"""

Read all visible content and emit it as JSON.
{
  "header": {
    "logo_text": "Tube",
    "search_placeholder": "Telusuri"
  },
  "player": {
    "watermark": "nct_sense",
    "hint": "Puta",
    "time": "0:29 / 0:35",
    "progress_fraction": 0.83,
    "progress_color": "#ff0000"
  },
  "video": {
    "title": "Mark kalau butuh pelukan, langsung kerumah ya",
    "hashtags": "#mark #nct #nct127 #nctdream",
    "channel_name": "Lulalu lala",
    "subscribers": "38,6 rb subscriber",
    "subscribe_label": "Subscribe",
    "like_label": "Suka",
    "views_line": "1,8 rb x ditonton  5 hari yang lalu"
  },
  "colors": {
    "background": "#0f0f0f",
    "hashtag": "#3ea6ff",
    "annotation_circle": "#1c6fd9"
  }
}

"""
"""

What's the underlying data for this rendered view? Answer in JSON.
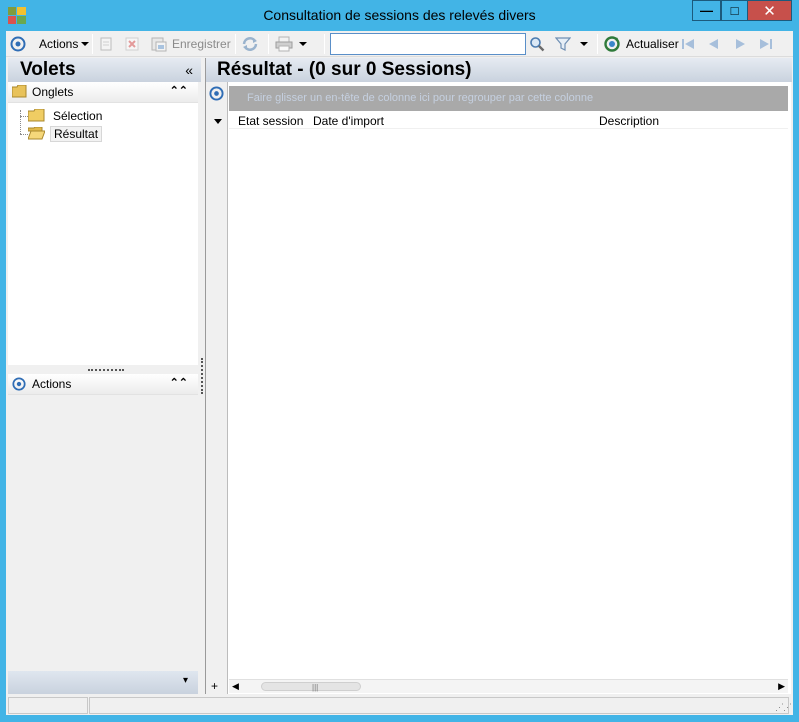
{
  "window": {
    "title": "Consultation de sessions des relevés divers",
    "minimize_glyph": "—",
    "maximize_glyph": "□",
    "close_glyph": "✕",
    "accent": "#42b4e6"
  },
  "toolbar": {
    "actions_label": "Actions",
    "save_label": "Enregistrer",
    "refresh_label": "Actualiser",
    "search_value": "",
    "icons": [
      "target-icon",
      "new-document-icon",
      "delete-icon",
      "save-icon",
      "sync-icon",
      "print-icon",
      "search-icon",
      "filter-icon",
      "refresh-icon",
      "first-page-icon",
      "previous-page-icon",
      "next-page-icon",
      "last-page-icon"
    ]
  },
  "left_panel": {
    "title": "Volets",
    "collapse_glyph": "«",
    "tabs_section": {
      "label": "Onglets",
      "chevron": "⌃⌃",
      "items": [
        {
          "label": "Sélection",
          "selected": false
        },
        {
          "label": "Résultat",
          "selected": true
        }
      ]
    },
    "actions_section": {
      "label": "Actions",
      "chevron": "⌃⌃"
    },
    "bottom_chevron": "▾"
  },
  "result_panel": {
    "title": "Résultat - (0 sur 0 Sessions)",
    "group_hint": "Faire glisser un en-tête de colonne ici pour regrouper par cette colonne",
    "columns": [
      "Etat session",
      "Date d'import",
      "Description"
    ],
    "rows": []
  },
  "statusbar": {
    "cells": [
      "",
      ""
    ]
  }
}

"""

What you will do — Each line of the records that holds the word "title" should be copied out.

Answer —
    "title": "Mark kalau butuh pelukan, langsung kerumah ya",
    "title": "Consultation de sessions des relevés divers",
    "title": "Volets",
    "title": "Résultat - (0 sur 0 Sessions)",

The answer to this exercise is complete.